Whether you know it or not, these systems have almost certainly been impacting your life for some time — unless you’ve been living as a recluse.
In fact, any software or application that uses pattern recognition and voice recognition, data mining and so on to autonomously make decisions, could be considered narrow AI. This also includes sophisticated spam filters, autonomous cars and Facebook’s algorithmic newsfeed.
We are now entering an era where narrow AI is increasingly advanced, and able to produce results at a level of sophistication never seen before. In large part, this is due to the advances made in machine learning.
Machine learning can be thought of as a path towards creating Artificial Intelligence — the capacity for a machine to learn X information, without X being explicitly programmed into it.
In other words, AI can be manually created through millions of lines of code with complex rules and ‘decision-trees’ manually entered; or the machine can, itself, learn these things through being trained to do so. In this way a machine with the appropriate existing algorithm could be fed large quantities of data, and the algorithm could adjust to improve itself, based on training and feedback.
A machine ‘learning’ is about its ability to make accurate predictions about the future through weighing up key factors from inputted data — all via its ‘brain’ (an algorithm). As Finfeed featured in December last year, the foundations of machine learning are not new, however the introduction of powerful processing tools, plus access to huge datasets required, are two crucial developments that have allowed machine learning to become a reality.
Which industries are set to benefit most?
Narrow AI is most apt for industries where the main game is to solve precise, reasonably well-defined problems, where the means to do so relies heavily on data capture and analysis.
Financial services is one such field, and in particular the heavily data and prediction-reliant world of insurance.
Finfeed.com readers may be familiar with ASX small-cap Flamingo AI Limited (ASX:FGO). This company has been stacking up the major client clinches across the insurance industry, including Nationwide Insurance in the US, AMP, CUA and DirectMoney in Australia, Liberty Mutual (international), CHUBB Asia Pacific and MetLife Asia in Singapore.
All of the above are currently participating in paid trials of FGO’s AI tech.
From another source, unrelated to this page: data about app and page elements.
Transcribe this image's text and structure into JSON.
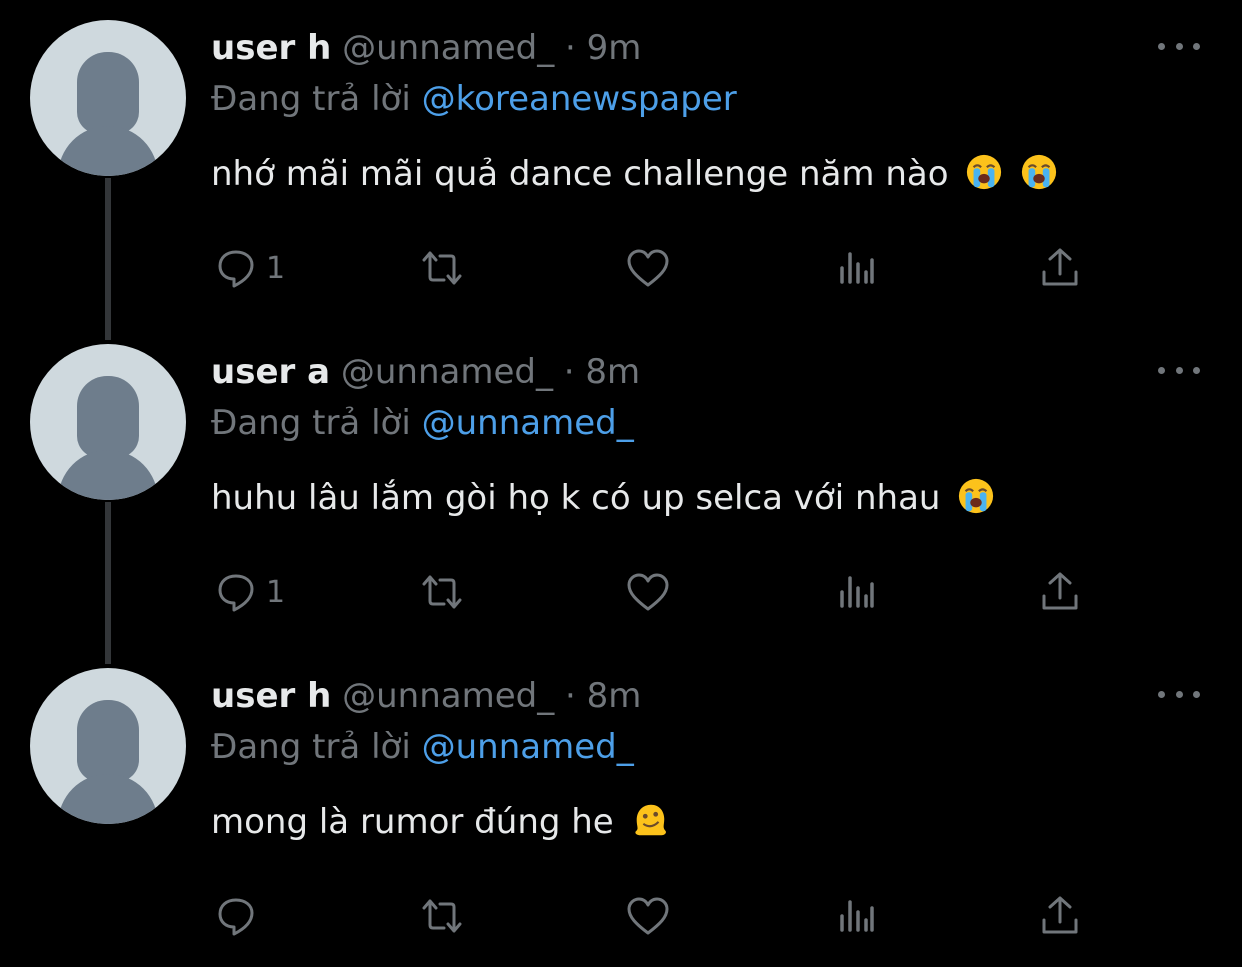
{
  "colors": {
    "background": "#000000",
    "text": "#e7e9ea",
    "secondary": "#71767b",
    "link": "#4d9fe8",
    "thread_line": "#333639"
  },
  "tweets": [
    {
      "display_name": "user h",
      "handle": "@unnamed_",
      "separator": "·",
      "time": "9m",
      "reply_prefix": "Đang trả lời",
      "reply_to": "@koreanewspaper",
      "text": "nhớ mãi mãi quả dance challenge năm nào",
      "emojis": [
        "loudly-crying-face",
        "loudly-crying-face"
      ],
      "reply_count": "1",
      "icons": [
        "reply-icon",
        "retweet-icon",
        "like-icon",
        "views-icon",
        "share-icon",
        "more-icon"
      ]
    },
    {
      "display_name": "user a",
      "handle": "@unnamed_",
      "separator": "·",
      "time": "8m",
      "reply_prefix": "Đang trả lời",
      "reply_to": "@unnamed_",
      "text": "huhu lâu lắm gòi họ k có up selca với nhau",
      "emojis": [
        "loudly-crying-face"
      ],
      "reply_count": "1",
      "icons": [
        "reply-icon",
        "retweet-icon",
        "like-icon",
        "views-icon",
        "share-icon",
        "more-icon"
      ]
    },
    {
      "display_name": "user h",
      "handle": "@unnamed_",
      "separator": "·",
      "time": "8m",
      "reply_prefix": "Đang trả lời",
      "reply_to": "@unnamed_",
      "text": "mong là rumor đúng he",
      "emojis": [
        "melting-face"
      ],
      "reply_count": "",
      "icons": [
        "reply-icon",
        "retweet-icon",
        "like-icon",
        "views-icon",
        "share-icon",
        "more-icon"
      ]
    }
  ]
}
Specifically, those companies are trialling FGO’s proprietary ‘cognitive virtual assistants’ who guide customers through sales, on-boarding, claims and service enquiries, and virtually any enquiry typically handled by a company’s call centre.
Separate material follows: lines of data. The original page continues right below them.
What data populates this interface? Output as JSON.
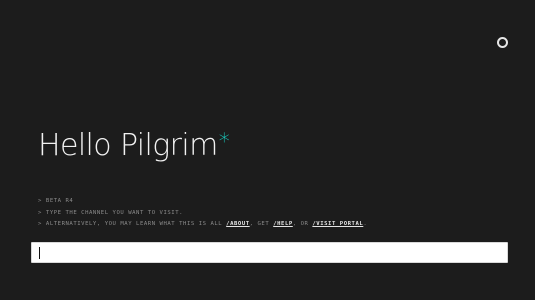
{
  "hero": {
    "title": "Hello Pilgrim",
    "mark": "*"
  },
  "notes": {
    "prompt": ">",
    "line1": "BETA R4",
    "line2": "TYPE THE CHANNEL YOU WANT TO VISIT.",
    "line3_prefix": "ALTERNATIVELY, YOU MAY LEARN WHAT THIS IS ALL",
    "link_about": "/ABOUT",
    "sep1": ", GET",
    "link_help": "/HELP",
    "sep2": ", OR",
    "link_visit_portal": "/VISIT PORTAL",
    "line3_end": "."
  },
  "command_input": {
    "value": ""
  },
  "colors": {
    "background": "#1c1c1c",
    "accent": "#19d3c5",
    "muted_text": "#8a8a8a"
  },
  "icons": {
    "status": "ring-icon"
  }
}
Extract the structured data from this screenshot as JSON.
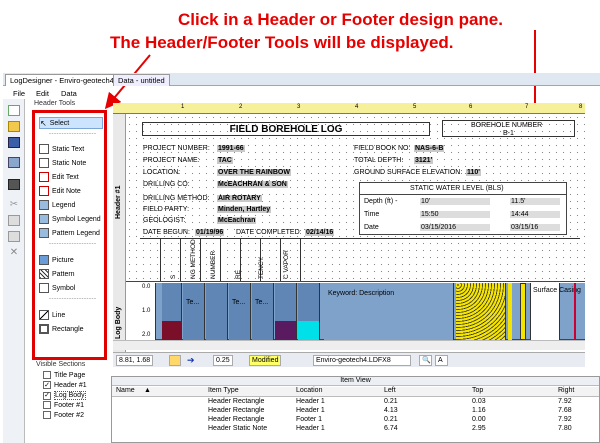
{
  "annotations": {
    "line1": "Click in a Header or Footer design pane.",
    "line2": "The Header/Footer Tools will be displayed."
  },
  "window_tabs": [
    {
      "label": "LogDesigner - Enviro-geotech4"
    },
    {
      "label": "Data - untitled"
    }
  ],
  "menu": {
    "file": "File",
    "edit": "Edit",
    "data": "Data"
  },
  "tools_panel": {
    "title": "Header Tools",
    "select": "Select",
    "separator": "-------------------",
    "items": [
      {
        "label": "Static Text"
      },
      {
        "label": "Static Note"
      },
      {
        "label": "Edit Text"
      },
      {
        "label": "Edit Note"
      },
      {
        "label": "Legend"
      },
      {
        "label": "Symbol Legend"
      },
      {
        "label": "Pattern Legend"
      },
      {
        "label": "Picture"
      },
      {
        "label": "Pattern"
      },
      {
        "label": "Symbol"
      },
      {
        "label": "Line"
      },
      {
        "label": "Rectangle"
      }
    ]
  },
  "visible_sections": {
    "title": "Visible Sections",
    "items": [
      {
        "label": "Title Page",
        "checked": false
      },
      {
        "label": "Header #1",
        "checked": true
      },
      {
        "label": "Log Body",
        "checked": true
      },
      {
        "label": "Footer #1",
        "checked": false
      },
      {
        "label": "Footer #2",
        "checked": false
      }
    ]
  },
  "ruler": {
    "ticks": [
      "1",
      "2",
      "3",
      "4",
      "5",
      "6",
      "7",
      "8"
    ]
  },
  "section_labels": {
    "header": "Header #1",
    "logbody": "Log Body"
  },
  "log_header": {
    "title": "FIELD BOREHOLE LOG",
    "borehole_number_label": "BOREHOLE NUMBER",
    "borehole_number": "B-1",
    "project_number_label": "PROJECT NUMBER:",
    "project_number": "1991-66",
    "project_name_label": "PROJECT NAME:",
    "project_name": "TAC",
    "location_label": "LOCATION:",
    "location": "OVER THE RAINBOW",
    "drilling_co_label": "DRILLING CO:",
    "drilling_co": "McEACHRAN & SON",
    "drilling_method_label": "DRILLING METHOD:",
    "drilling_method": "AIR ROTARY",
    "field_party_label": "FIELD PARTY:",
    "field_party": "Minden, Hartley",
    "geologist_label": "GEOLOGIST:",
    "geologist": "McEachran",
    "date_begun_label": "DATE BEGUN:",
    "date_begun": "01/19/96",
    "date_completed_label": "DATE COMPLETED:",
    "date_completed": "02/14/16",
    "field_book_label": "FIELD BOOK NO:",
    "field_book": "NAS-6-B",
    "total_depth_label": "TOTAL DEPTH:",
    "total_depth": "3121'",
    "ground_elev_label": "GROUND SURFACE ELEVATION:",
    "ground_elev": "110'",
    "swl": {
      "title": "STATIC WATER LEVEL (BLS)",
      "depth_label": "Depth (ft) -",
      "depth_1": "10'",
      "depth_2": "11.5'",
      "time_label": "Time",
      "time_1": "15:50",
      "time_2": "14:44",
      "date_label": "Date",
      "date_1": "03/15/2016",
      "date_2": "03/15/16"
    },
    "columns": [
      "S",
      "NG METHOD",
      "NUMBER",
      "RE",
      "TENCY",
      "C VAPOR"
    ]
  },
  "log_body": {
    "depth_ticks": [
      "0.0",
      "1.0",
      "2.0"
    ],
    "te_label": "Te...",
    "keyword": "Keyword: Description",
    "surface_casing": "Surface Casing"
  },
  "status_bar": {
    "coords": "8.81, 1.68",
    "zoom": "0.25",
    "modified": "Modified",
    "filename": "Enviro-geotech4.LDFX8"
  },
  "item_view": {
    "title": "Item View",
    "columns": [
      "Name",
      "Item Type",
      "Location",
      "Left",
      "Top",
      "Right"
    ],
    "rows": [
      {
        "type": "Header Rectangle",
        "location": "Header 1",
        "left": "0.21",
        "top": "0.03",
        "right": "7.92"
      },
      {
        "type": "Header Rectangle",
        "location": "Header 1",
        "left": "4.13",
        "top": "1.16",
        "right": "7.68"
      },
      {
        "type": "Header Rectangle",
        "location": "Footer 1",
        "left": "0.21",
        "top": "0.00",
        "right": "7.92"
      },
      {
        "type": "Header Static Note",
        "location": "Header 1",
        "left": "6.74",
        "top": "2.95",
        "right": "7.80"
      }
    ]
  },
  "colors": {
    "accent_red": "#e60000",
    "ruler_yellow": "#f6f09a",
    "logbody_blue": "#7fa2cb",
    "modified_yellow": "#ffff66"
  }
}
It isn’t just prospective clients who are taking an increased interest in FGO. Investors have also shown their support, most notably through a stunning A$15.5 million capital raise announced by the company in December. The market is no doubt catching on to the rapidly escalating momentum of machine learning and narrow AI tech, and the enormous benefits and disruptive potential it already holds across plenty of heavyweight industries.
It should be noted here that FGO remains a speculative stock and investors should seek professional financial advice if considering this stock for their portfolio.
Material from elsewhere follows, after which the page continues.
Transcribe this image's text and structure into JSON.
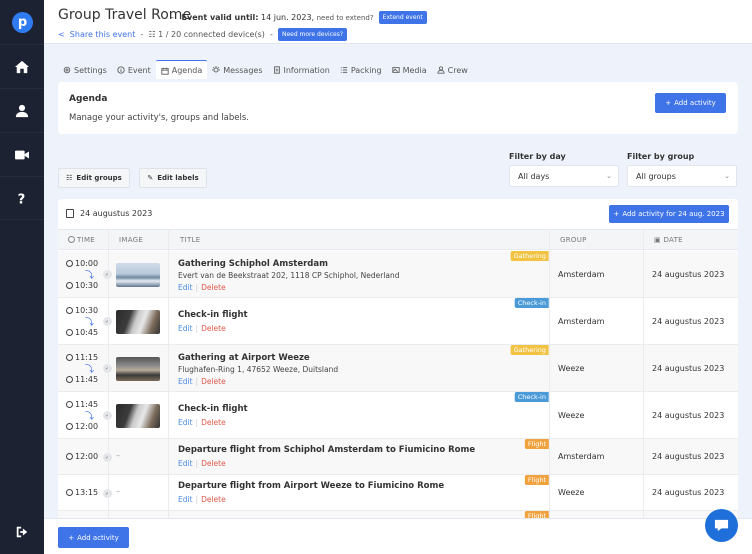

True machine learning: the future
FGO’s ROSIE platform can be pre-seeded with information via four different pathways:
Through these four options, the machine learning engine has the ability to learn more and more, ad infinitum.
Since Flamingo AI has been interacting with insurance companies for over a year, they have gathered a lot of information already which can now be used to pre-seed future editions of the platform (in a cycle that can keep perpetuating). As time goes on, the product becomes more and more advanced, and more and more valuable to prospective clients.
While there are a number of ASX companies claiming to offer AI solutions, there are relatively few that are offering true machine learning solutions like Flamingo AI.
Given the susceptibility of the insurance industry to disruption by these kinds of technologies, FGO’s considerable efforts since listing late last year could shore up its uniquely lucrative position in the market. And all of this, at a time when the financial services industry prepares for major AI upheaval.